--- Exercise ---
Your output should reproduce each entry exactly, with none of its pictures.

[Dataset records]
* * * * * * * * *

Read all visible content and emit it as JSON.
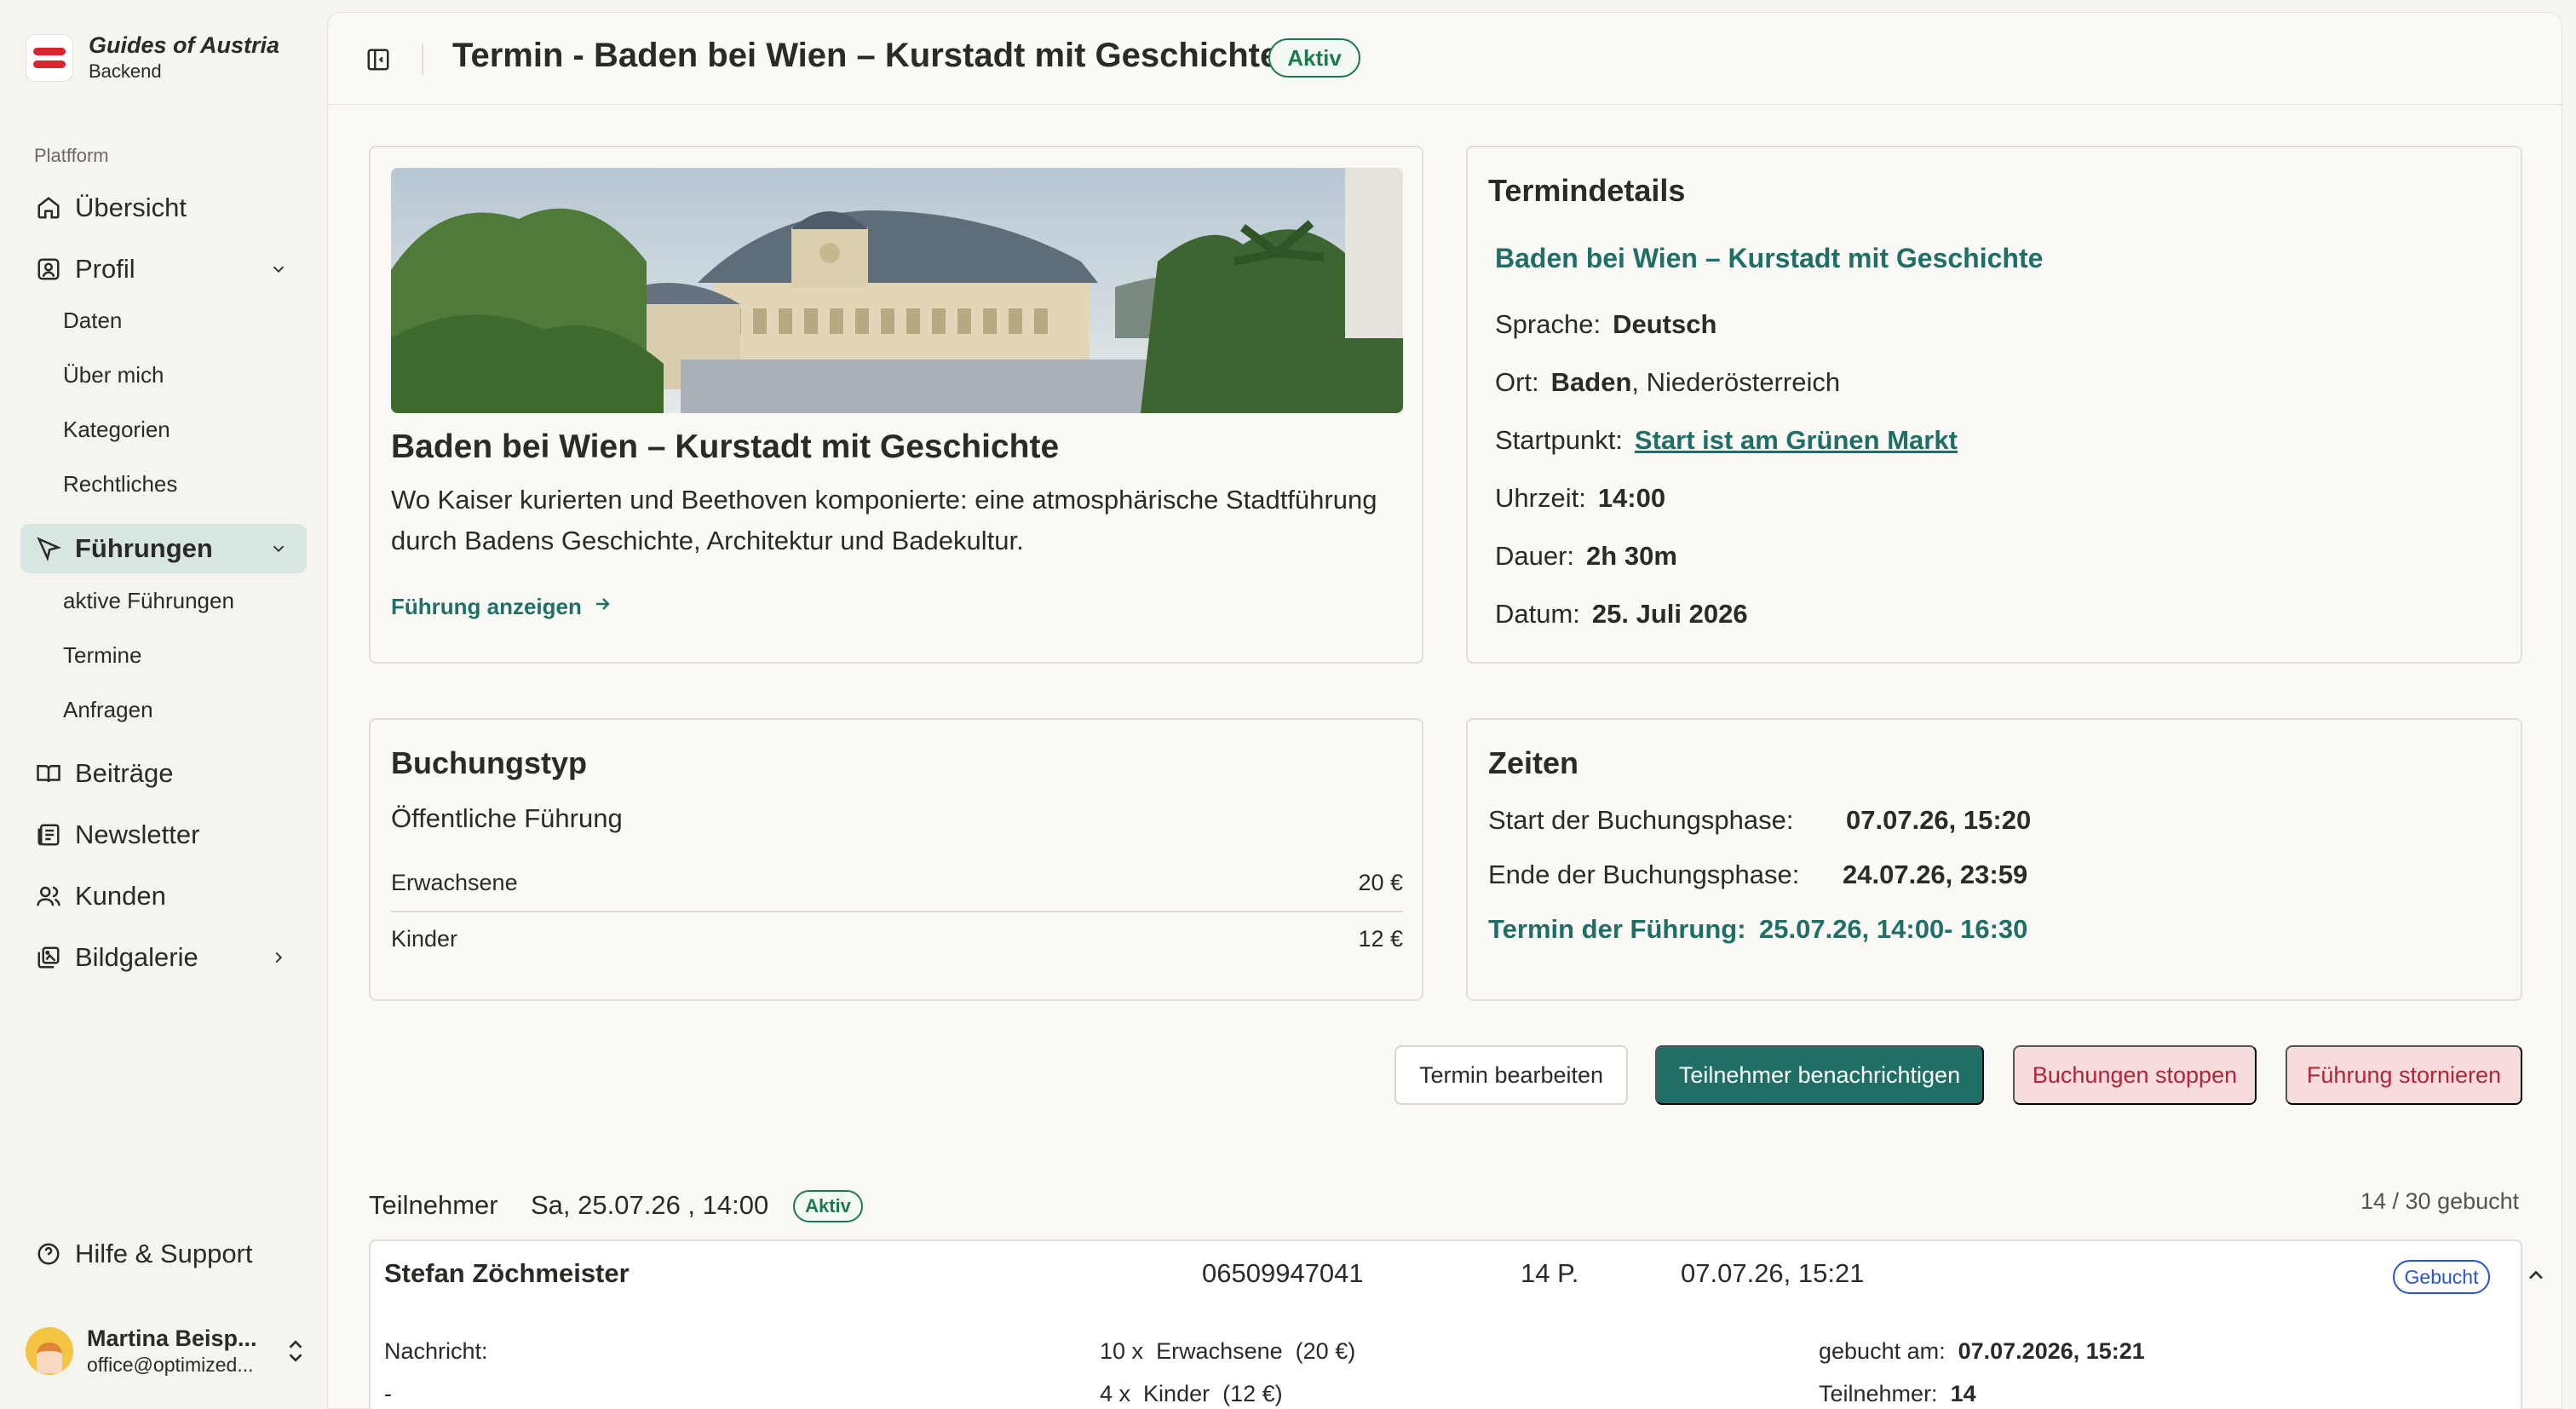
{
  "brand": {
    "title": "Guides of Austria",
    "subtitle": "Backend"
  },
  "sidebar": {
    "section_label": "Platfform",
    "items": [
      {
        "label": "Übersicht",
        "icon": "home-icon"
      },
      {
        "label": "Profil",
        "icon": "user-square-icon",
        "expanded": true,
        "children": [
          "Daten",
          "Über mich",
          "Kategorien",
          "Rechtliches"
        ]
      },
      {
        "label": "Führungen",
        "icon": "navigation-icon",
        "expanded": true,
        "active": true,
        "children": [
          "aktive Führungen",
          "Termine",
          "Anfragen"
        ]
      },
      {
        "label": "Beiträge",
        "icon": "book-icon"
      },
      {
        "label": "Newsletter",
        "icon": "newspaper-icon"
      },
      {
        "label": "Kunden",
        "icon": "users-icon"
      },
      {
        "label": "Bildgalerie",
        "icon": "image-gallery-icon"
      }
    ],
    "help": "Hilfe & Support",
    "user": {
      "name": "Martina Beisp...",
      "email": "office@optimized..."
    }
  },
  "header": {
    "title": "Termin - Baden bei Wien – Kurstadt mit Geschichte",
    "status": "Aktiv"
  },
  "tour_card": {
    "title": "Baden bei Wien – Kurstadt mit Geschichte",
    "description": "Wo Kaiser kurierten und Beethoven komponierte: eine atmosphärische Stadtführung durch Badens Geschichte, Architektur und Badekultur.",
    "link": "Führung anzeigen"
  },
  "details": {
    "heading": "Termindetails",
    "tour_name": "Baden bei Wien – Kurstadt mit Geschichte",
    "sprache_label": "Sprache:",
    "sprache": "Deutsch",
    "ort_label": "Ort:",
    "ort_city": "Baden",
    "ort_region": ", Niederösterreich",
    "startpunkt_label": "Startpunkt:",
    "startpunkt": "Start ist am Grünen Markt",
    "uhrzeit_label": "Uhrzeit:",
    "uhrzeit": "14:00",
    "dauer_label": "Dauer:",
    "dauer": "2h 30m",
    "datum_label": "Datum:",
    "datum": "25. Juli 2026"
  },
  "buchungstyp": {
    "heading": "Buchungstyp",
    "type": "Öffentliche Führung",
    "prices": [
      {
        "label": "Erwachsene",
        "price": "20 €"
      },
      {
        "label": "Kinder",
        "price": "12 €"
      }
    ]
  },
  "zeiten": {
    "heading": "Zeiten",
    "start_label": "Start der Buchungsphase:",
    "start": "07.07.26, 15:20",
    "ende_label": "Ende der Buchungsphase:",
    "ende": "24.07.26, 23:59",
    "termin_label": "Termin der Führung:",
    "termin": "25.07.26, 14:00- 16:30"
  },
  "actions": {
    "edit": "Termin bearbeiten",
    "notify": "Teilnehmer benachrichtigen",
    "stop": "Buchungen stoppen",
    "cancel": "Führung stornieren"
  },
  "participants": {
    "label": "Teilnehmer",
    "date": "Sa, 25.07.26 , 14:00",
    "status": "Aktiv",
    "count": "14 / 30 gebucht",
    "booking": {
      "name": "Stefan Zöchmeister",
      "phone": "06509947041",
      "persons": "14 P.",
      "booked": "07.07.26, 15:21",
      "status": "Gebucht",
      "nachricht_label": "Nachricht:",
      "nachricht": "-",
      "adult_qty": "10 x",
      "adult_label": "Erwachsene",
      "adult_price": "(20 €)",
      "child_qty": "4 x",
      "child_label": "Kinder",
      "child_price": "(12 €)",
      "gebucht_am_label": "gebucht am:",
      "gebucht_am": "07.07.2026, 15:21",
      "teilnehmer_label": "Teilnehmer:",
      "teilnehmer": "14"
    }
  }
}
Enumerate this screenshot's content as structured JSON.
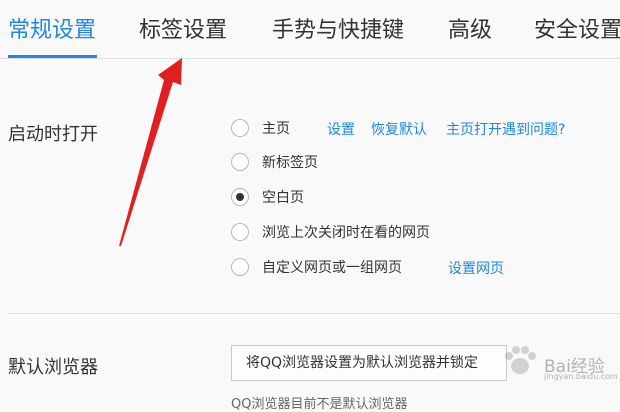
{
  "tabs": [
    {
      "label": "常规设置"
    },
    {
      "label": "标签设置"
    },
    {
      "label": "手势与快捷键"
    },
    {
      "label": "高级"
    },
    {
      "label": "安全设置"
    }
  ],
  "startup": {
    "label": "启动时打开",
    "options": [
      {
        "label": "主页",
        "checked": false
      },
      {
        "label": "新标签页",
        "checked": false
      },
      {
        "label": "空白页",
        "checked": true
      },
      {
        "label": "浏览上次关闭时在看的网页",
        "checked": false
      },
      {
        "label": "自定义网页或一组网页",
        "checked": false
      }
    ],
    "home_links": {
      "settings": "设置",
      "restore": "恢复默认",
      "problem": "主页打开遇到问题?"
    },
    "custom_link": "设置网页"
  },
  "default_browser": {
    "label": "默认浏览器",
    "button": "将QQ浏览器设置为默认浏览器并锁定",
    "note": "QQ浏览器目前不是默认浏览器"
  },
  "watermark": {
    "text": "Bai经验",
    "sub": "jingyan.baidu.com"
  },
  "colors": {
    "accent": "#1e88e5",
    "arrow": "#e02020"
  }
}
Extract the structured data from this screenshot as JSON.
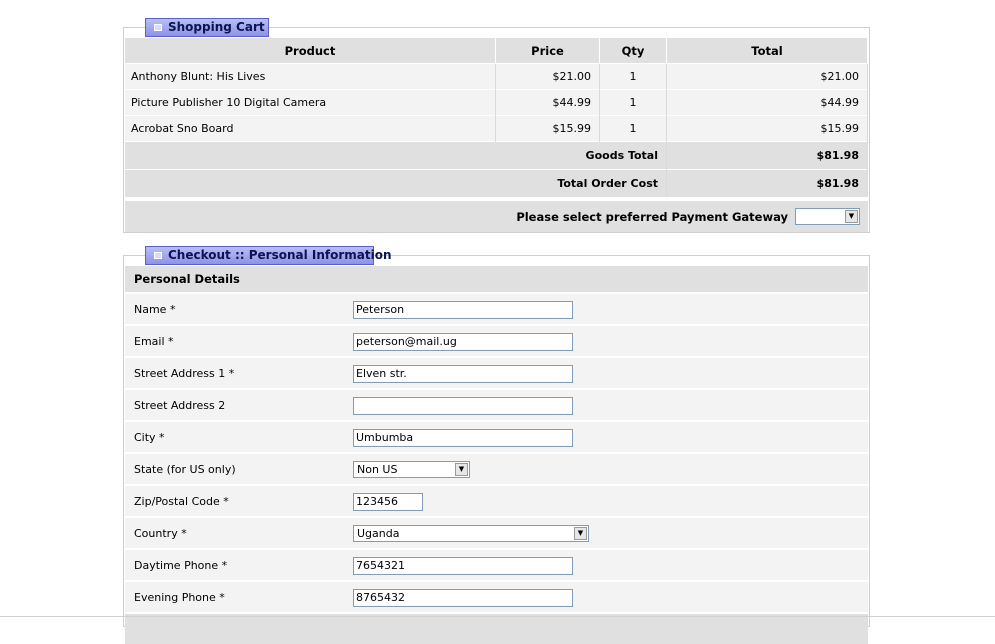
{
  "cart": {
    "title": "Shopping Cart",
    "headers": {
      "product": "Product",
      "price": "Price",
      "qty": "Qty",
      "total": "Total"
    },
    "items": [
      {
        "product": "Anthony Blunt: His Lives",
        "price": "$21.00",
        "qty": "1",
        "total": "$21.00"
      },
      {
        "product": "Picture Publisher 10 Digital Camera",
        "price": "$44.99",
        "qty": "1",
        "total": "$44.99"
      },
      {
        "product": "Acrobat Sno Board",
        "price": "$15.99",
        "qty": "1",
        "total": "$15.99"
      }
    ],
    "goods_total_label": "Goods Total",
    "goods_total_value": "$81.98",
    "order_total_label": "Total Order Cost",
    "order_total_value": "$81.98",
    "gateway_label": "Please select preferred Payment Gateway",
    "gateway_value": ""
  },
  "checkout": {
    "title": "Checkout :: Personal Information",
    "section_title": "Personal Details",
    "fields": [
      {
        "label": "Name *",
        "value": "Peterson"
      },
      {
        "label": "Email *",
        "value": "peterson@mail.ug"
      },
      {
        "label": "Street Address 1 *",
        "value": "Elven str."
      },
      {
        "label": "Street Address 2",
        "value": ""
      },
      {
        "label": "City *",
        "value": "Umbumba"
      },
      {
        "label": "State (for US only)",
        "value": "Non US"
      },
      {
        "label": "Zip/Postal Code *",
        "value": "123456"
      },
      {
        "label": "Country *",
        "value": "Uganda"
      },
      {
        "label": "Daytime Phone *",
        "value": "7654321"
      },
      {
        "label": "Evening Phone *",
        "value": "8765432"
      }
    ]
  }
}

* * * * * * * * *

--- Solution ---
Read all visible content and emit it as JSON.
{
  "brand": {
    "title": "Guides of Austria",
    "subtitle": "Backend"
  },
  "sidebar": {
    "section_label": "Platfform",
    "items": [
      {
        "label": "Übersicht",
        "icon": "home-icon"
      },
      {
        "label": "Profil",
        "icon": "user-square-icon",
        "expanded": true,
        "children": [
          "Daten",
          "Über mich",
          "Kategorien",
          "Rechtliches"
        ]
      },
      {
        "label": "Führungen",
        "icon": "navigation-icon",
        "expanded": true,
        "active": true,
        "children": [
          "aktive Führungen",
          "Termine",
          "Anfragen"
        ]
      },
      {
        "label": "Beiträge",
        "icon": "book-icon"
      },
      {
        "label": "Newsletter",
        "icon": "newspaper-icon"
      },
      {
        "label": "Kunden",
        "icon": "users-icon"
      },
      {
        "label": "Bildgalerie",
        "icon": "image-gallery-icon"
      }
    ],
    "help": "Hilfe & Support",
    "user": {
      "name": "Martina Beisp...",
      "email": "office@optimized..."
    }
  },
  "header": {
    "title": "Termin - Baden bei Wien – Kurstadt mit Geschichte",
    "status": "Aktiv"
  },
  "tour_card": {
    "title": "Baden bei Wien – Kurstadt mit Geschichte",
    "description": "Wo Kaiser kurierten und Beethoven komponierte: eine atmosphärische Stadtführung durch Badens Geschichte, Architektur und Badekultur.",
    "link": "Führung anzeigen"
  },
  "details": {
    "heading": "Termindetails",
    "tour_name": "Baden bei Wien – Kurstadt mit Geschichte",
    "sprache_label": "Sprache:",
    "sprache": "Deutsch",
    "ort_label": "Ort:",
    "ort_city": "Baden",
    "ort_region": ", Niederösterreich",
    "startpunkt_label": "Startpunkt:",
    "startpunkt": "Start ist am Grünen Markt",
    "uhrzeit_label": "Uhrzeit:",
    "uhrzeit": "14:00",
    "dauer_label": "Dauer:",
    "dauer": "2h 30m",
    "datum_label": "Datum:",
    "datum": "25. Juli 2026"
  },
  "buchungstyp": {
    "heading": "Buchungstyp",
    "type": "Öffentliche Führung",
    "prices": [
      {
        "label": "Erwachsene",
        "price": "20 €"
      },
      {
        "label": "Kinder",
        "price": "12 €"
      }
    ]
  },
  "zeiten": {
    "heading": "Zeiten",
    "start_label": "Start der Buchungsphase:",
    "start": "07.07.26, 15:20",
    "ende_label": "Ende der Buchungsphase:",
    "ende": "24.07.26, 23:59",
    "termin_label": "Termin der Führung:",
    "termin": "25.07.26, 14:00- 16:30"
  },
  "actions": {
    "edit": "Termin bearbeiten",
    "notify": "Teilnehmer benachrichtigen",
    "stop": "Buchungen stoppen",
    "cancel": "Führung stornieren"
  },
  "participants": {
    "label": "Teilnehmer",
    "date": "Sa, 25.07.26 , 14:00",
    "status": "Aktiv",
    "count": "14 / 30 gebucht",
    "booking": {
      "name": "Stefan Zöchmeister",
      "phone": "06509947041",
      "persons": "14 P.",
      "booked": "07.07.26, 15:21",
      "status": "Gebucht",
      "nachricht_label": "Nachricht:",
      "nachricht": "-",
      "adult_qty": "10 x",
      "adult_label": "Erwachsene",
      "adult_price": "(20 €)",
      "child_qty": "4 x",
      "child_label": "Kinder",
      "child_price": "(12 €)",
      "gebucht_am_label": "gebucht am:",
      "gebucht_am": "07.07.2026, 15:21",
      "teilnehmer_label": "Teilnehmer:",
      "teilnehmer": "14"
    }
  }
}
Enumerate this screenshot's content as structured JSON.
{
  "tabs": [
    {
      "label": "常规设置"
    },
    {
      "label": "标签设置"
    },
    {
      "label": "手势与快捷键"
    },
    {
      "label": "高级"
    },
    {
      "label": "安全设置"
    }
  ],
  "startup": {
    "label": "启动时打开",
    "options": [
      {
        "label": "主页",
        "checked": false
      },
      {
        "label": "新标签页",
        "checked": false
      },
      {
        "label": "空白页",
        "checked": true
      },
      {
        "label": "浏览上次关闭时在看的网页",
        "checked": false
      },
      {
        "label": "自定义网页或一组网页",
        "checked": false
      }
    ],
    "home_links": {
      "settings": "设置",
      "restore": "恢复默认",
      "problem": "主页打开遇到问题?"
    },
    "custom_link": "设置网页"
  },
  "default_browser": {
    "label": "默认浏览器",
    "button": "将QQ浏览器设置为默认浏览器并锁定",
    "note": "QQ浏览器目前不是默认浏览器"
  },
  "watermark": {
    "text": "Bai经验",
    "sub": "jingyan.baidu.com"
  },
  "colors": {
    "accent": "#1e88e5",
    "arrow": "#e02020"
  }
}
Extract the structured data from this screenshot as JSON.
{
  "cart": {
    "title": "Shopping Cart",
    "headers": {
      "product": "Product",
      "price": "Price",
      "qty": "Qty",
      "total": "Total"
    },
    "items": [
      {
        "product": "Anthony Blunt: His Lives",
        "price": "$21.00",
        "qty": "1",
        "total": "$21.00"
      },
      {
        "product": "Picture Publisher 10 Digital Camera",
        "price": "$44.99",
        "qty": "1",
        "total": "$44.99"
      },
      {
        "product": "Acrobat Sno Board",
        "price": "$15.99",
        "qty": "1",
        "total": "$15.99"
      }
    ],
    "goods_total_label": "Goods Total",
    "goods_total_value": "$81.98",
    "order_total_label": "Total Order Cost",
    "order_total_value": "$81.98",
    "gateway_label": "Please select preferred Payment Gateway",
    "gateway_value": ""
  },
  "checkout": {
    "title": "Checkout :: Personal Information",
    "section_title": "Personal Details",
    "fields": [
      {
        "label": "Name *",
        "value": "Peterson"
      },
      {
        "label": "Email *",
        "value": "peterson@mail.ug"
      },
      {
        "label": "Street Address 1 *",
        "value": "Elven str."
      },
      {
        "label": "Street Address 2",
        "value": ""
      },
      {
        "label": "City *",
        "value": "Umbumba"
      },
      {
        "label": "State (for US only)",
        "value": "Non US"
      },
      {
        "label": "Zip/Postal Code *",
        "value": "123456"
      },
      {
        "label": "Country *",
        "value": "Uganda"
      },
      {
        "label": "Daytime Phone *",
        "value": "7654321"
      },
      {
        "label": "Evening Phone *",
        "value": "8765432"
      }
    ]
  }
}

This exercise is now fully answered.